Friday, August 13, 2004
Ron Reagan Jr. has a wonderful essay in next month's Esquire: The Case Against George W. Bush. Some choice bits:
Politicians will stretch the truth. They'll exaggerate their accomplishments, paper over their gaffes. Spin has long been the lingua franca of the political realm. But George W. Bush and his administration have taken "normal" mendacity to a startling new level far beyond lies of convenience. On top of the usual massaging of public perception, they traffic in big lies, indulge in any number of symptomatic small lies, and, ultimately, have come to embody dishonesty itself. They are a lie. And people, finally, have started catching on.Read the whole thing and pass it along to any recovering-Republican friends and relatives who need a concise, readable roundup of Bush's Lies, as told by someone they should find credible.
All administrations will dissemble, distort, or outright lie when their backs are against the wall, when honesty begins to look like political suicide. But this administration seems to lie reflexively, as if it were simply the easiest option for busy folks with a lot on their minds. While the big lies are more damning and of immeasurably greater import to the nation, it is the small, unnecessary prevarications that may be diagnostic. Who lies when they don't have to? When the simple truth, though perhaps embarrassing in the short run, is nevertheless in one's long-term self-interest? Why would a president whose calling card is his alleged rock-solid integrity waste his chief asset for penny-ante stakes? Habit, perhaps. Or an inability to admit even small mistakes.
What's odd is that none of these lies were worth the breath expended in the telling. If only for self-serving political reasons, honesty was the way to go. The flight of Air Force One could easily have been explained in terms of security precautions taken in the confusion of momentous events. As for the carrier landing, someone should have fallen on his or her sword at the first hint of trouble: We told the president he needed to do it; he likes that stuff and was gung-ho; we figured, What the hell?; it was a mistake. The banner? We thought the sailors would appreciate it. In retrospect, also a mistake. Yup, we sure feel dumb now. Owning up to the 9/11 warnings would have entailed more than simple embarrassment. But done forthrightly and immediately, an honest reckoning would have earned the Bush team some respect once the dust settled.
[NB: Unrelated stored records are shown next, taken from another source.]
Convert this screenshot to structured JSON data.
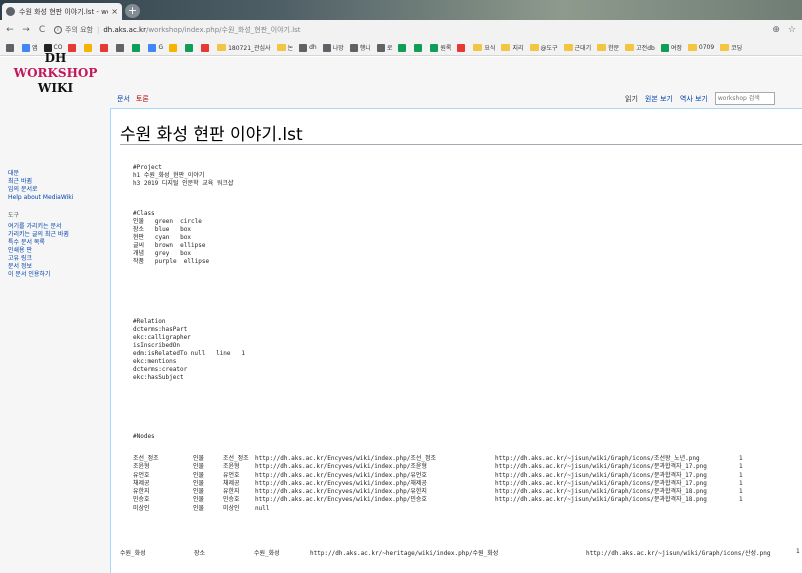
{
  "browser": {
    "tab_title": "수원 화성 현판 이야기.lst - work",
    "tab_close": "×",
    "new_tab": "+",
    "back": "←",
    "forward": "→",
    "reload": "C",
    "secure_label": "주의 요함",
    "url_host": "dh.aks.ac.kr",
    "url_path": "/workshop/index.php/수원_화성_현판_이야기.lst",
    "zoom_icon": "⊕",
    "star_icon": "☆",
    "bookmarks": [
      {
        "label": "",
        "color": "#5f6368",
        "folder": false
      },
      {
        "label": "앱",
        "color": "#4285f4",
        "folder": false
      },
      {
        "label": "CO",
        "color": "#222222",
        "folder": false
      },
      {
        "label": "",
        "color": "#e53935",
        "folder": false
      },
      {
        "label": "",
        "color": "#f4b400",
        "folder": false
      },
      {
        "label": "",
        "color": "#e53935",
        "folder": false
      },
      {
        "label": "",
        "color": "#5f6368",
        "folder": false
      },
      {
        "label": "",
        "color": "#0f9d58",
        "folder": false
      },
      {
        "label": "G",
        "color": "#4285f4",
        "folder": false
      },
      {
        "label": "",
        "color": "#f4b400",
        "folder": false
      },
      {
        "label": "",
        "color": "#0f9d58",
        "folder": false
      },
      {
        "label": "",
        "color": "#e53935",
        "folder": false
      },
      {
        "label": "180721_관심사",
        "color": "",
        "folder": true
      },
      {
        "label": "논",
        "color": "",
        "folder": true
      },
      {
        "label": "dh",
        "color": "#5f6368",
        "folder": false
      },
      {
        "label": "나망",
        "color": "#5f6368",
        "folder": false
      },
      {
        "label": "행니",
        "color": "#5f6368",
        "folder": false
      },
      {
        "label": "로",
        "color": "#5f6368",
        "folder": false
      },
      {
        "label": "",
        "color": "#0f9d58",
        "folder": false
      },
      {
        "label": "",
        "color": "#0f9d58",
        "folder": false
      },
      {
        "label": "원록",
        "color": "#0f9d58",
        "folder": false
      },
      {
        "label": "",
        "color": "#e53935",
        "folder": false
      },
      {
        "label": "요식",
        "color": "",
        "folder": true
      },
      {
        "label": "지리",
        "color": "",
        "folder": true
      },
      {
        "label": "@도구",
        "color": "",
        "folder": true
      },
      {
        "label": "근대기",
        "color": "",
        "folder": true
      },
      {
        "label": "한문",
        "color": "",
        "folder": true
      },
      {
        "label": "고전db",
        "color": "",
        "folder": true
      },
      {
        "label": "여정",
        "color": "#0f9d58",
        "folder": false
      },
      {
        "label": "0709",
        "color": "",
        "folder": true
      },
      {
        "label": "코딩",
        "color": "",
        "folder": true
      }
    ]
  },
  "logo": {
    "line1": "DH",
    "line2": "WORKSHOP",
    "line3": "WIKI"
  },
  "page_tabs": {
    "document": "문서",
    "discussion": "토론"
  },
  "view_tabs": {
    "read": "읽기",
    "view_source": "원본 보기",
    "history": "역사 보기",
    "search_placeholder": "workshop 검색"
  },
  "page_title": "수원 화성 현판 이야기.lst",
  "sidebar": {
    "nav": [
      "대문",
      "최근 바뀜",
      "임의 문서로",
      "Help about MediaWiki"
    ],
    "tools_heading": "도구",
    "tools": [
      "여기를 가리키는 문서",
      "가리키는 글의 최근 바뀜",
      "특수 문서 목록",
      "인쇄용 판",
      "고유 링크",
      "문서 정보",
      "이 문서 인용하기"
    ]
  },
  "code": {
    "project": "#Project\nh1 수원_화성_현판_이야기\nh3 2019 디지털 인문학 교육 워크샵",
    "class": "#Class\n인물   green  circle\n장소   blue   box\n현판   cyan   box\n글씨   brown  ellipse\n개념   grey   box\n작품   purple  ellipse",
    "relation": "#Relation\ndcterms:hasPart\nekc:calligrapher\nisInscribedOn\nedm:isRelatedTo null   line   1\nekc:mentions\ndcterms:creator\nekc:hasSubject",
    "nodes_heading": "#Nodes",
    "nodes": [
      {
        "id": "조선_정조",
        "cls": "인물",
        "label": "조선_정조",
        "url": "http://dh.aks.ac.kr/Encyves/wiki/index.php/조선_정조",
        "icon": "http://dh.aks.ac.kr/~jisun/wiki/Graph/icons/조선왕_노년.png",
        "n": "1"
      },
      {
        "id": "조윤형",
        "cls": "인물",
        "label": "조윤형",
        "url": "http://dh.aks.ac.kr/Encyves/wiki/index.php/조윤형",
        "icon": "http://dh.aks.ac.kr/~jisun/wiki/Graph/icons/문과합격자_17.png",
        "n": "1"
      },
      {
        "id": "유언호",
        "cls": "인물",
        "label": "유언호",
        "url": "http://dh.aks.ac.kr/Encyves/wiki/index.php/유언호",
        "icon": "http://dh.aks.ac.kr/~jisun/wiki/Graph/icons/문과합격자_17.png",
        "n": "1"
      },
      {
        "id": "채제공",
        "cls": "인물",
        "label": "채제공",
        "url": "http://dh.aks.ac.kr/Encyves/wiki/index.php/채제공",
        "icon": "http://dh.aks.ac.kr/~jisun/wiki/Graph/icons/문과합격자_17.png",
        "n": "1"
      },
      {
        "id": "유한지",
        "cls": "인물",
        "label": "유한지",
        "url": "http://dh.aks.ac.kr/Encyves/wiki/index.php/유한지",
        "icon": "http://dh.aks.ac.kr/~jisun/wiki/Graph/icons/문과합격자_18.png",
        "n": "1"
      },
      {
        "id": "민승호",
        "cls": "인물",
        "label": "민승호",
        "url": "http://dh.aks.ac.kr/Encyves/wiki/index.php/민승호",
        "icon": "http://dh.aks.ac.kr/~jisun/wiki/Graph/icons/문과합격자_18.png",
        "n": "1"
      },
      {
        "id": "미상인",
        "cls": "인물",
        "label": "미상인",
        "url": "null",
        "icon": "",
        "n": ""
      }
    ],
    "bottom_row": {
      "id": "수원_화성",
      "cls": "장소",
      "label": "수원_화성",
      "url": "http://dh.aks.ac.kr/~heritage/wiki/index.php/수원_화성",
      "icon": "http://dh.aks.ac.kr/~jisun/wiki/Graph/icons/산성.png",
      "n": "1"
    }
  }
}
Instead, by needlessly tap-dancing, Bush's White House squandered vital credibility, turning even relatively minor gaffes into telling examples of its tendency to distort and evade the truth.
But image is everything in this White House, and the image of George Bush as a noble and infallible warrior in the service of his nation must be fanatically maintained, because behind the image lies . . . nothing? As Jonathan Alter of Newsweek has pointed out, Bush has "never fully inhabited" the presidency. Bush apologists can smilingly excuse his malopropisms and vagueness as the plainspokenness of a man of action, but watching Bush flounder when attempting to communicate extemporaneously, one is left with the impression that he is ineloquent not because he can't speak but because he doesn't bother to think.
Believe it or not, I don't look in the mirror every morning and see my father looming over my shoulder. I write and speak as nothing more or less than an American citizen, one who is plenty angry about the direction our country is being dragged by the current administration. We have reached a critical juncture in our nation's history, one ripe with both danger and possibility. We need leadership with the wisdom to prudently confront those dangers and the imagination to boldly grasp the possibilities. Beyond issues of fiscal irresponsibility and ill-advised militarism, there is a question of trust. George W. Bush and his allies don't trust you and me. Why on earth, then, should we trust them?